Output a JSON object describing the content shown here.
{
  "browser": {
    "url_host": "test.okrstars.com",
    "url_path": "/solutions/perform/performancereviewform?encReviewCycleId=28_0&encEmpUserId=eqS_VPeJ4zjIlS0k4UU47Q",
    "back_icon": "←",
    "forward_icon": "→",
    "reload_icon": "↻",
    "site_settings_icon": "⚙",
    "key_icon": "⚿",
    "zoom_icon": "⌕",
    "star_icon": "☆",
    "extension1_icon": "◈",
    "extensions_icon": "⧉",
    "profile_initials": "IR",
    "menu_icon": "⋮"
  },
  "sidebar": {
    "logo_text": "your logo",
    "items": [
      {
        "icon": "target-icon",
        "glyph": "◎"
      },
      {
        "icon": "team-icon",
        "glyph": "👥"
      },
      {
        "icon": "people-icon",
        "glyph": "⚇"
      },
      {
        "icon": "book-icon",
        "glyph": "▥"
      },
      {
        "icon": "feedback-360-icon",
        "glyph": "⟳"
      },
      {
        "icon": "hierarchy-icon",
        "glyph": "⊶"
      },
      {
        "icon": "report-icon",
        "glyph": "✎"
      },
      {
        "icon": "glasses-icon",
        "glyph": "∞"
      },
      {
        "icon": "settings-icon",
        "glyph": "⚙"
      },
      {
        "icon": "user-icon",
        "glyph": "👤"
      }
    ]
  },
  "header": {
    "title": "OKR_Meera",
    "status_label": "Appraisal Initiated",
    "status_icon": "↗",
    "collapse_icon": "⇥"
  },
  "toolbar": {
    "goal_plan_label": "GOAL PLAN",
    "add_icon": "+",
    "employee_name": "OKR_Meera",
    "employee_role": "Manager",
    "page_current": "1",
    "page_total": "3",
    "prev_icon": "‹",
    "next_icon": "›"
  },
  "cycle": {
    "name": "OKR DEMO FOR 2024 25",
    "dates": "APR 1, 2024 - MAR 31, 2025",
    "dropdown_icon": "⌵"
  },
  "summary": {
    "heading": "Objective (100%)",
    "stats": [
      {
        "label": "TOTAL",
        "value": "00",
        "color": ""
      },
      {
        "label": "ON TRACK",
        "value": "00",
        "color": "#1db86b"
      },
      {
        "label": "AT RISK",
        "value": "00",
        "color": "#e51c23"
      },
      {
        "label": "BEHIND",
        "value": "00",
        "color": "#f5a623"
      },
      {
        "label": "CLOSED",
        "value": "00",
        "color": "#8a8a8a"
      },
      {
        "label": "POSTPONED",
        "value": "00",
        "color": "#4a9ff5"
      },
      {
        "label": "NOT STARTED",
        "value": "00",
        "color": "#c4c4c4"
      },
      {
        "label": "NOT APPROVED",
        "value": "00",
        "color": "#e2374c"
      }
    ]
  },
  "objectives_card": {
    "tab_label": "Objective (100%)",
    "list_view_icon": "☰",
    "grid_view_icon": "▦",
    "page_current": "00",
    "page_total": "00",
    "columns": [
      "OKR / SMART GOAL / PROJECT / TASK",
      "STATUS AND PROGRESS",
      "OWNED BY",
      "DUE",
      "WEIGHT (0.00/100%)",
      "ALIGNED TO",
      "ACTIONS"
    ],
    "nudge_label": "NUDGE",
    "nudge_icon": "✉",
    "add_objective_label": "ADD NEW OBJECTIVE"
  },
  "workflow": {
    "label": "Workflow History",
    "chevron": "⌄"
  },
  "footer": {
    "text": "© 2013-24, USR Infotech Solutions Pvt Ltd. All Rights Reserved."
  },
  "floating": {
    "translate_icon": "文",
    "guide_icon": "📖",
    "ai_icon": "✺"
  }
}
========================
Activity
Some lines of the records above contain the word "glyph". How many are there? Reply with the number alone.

Solution to this exercise
10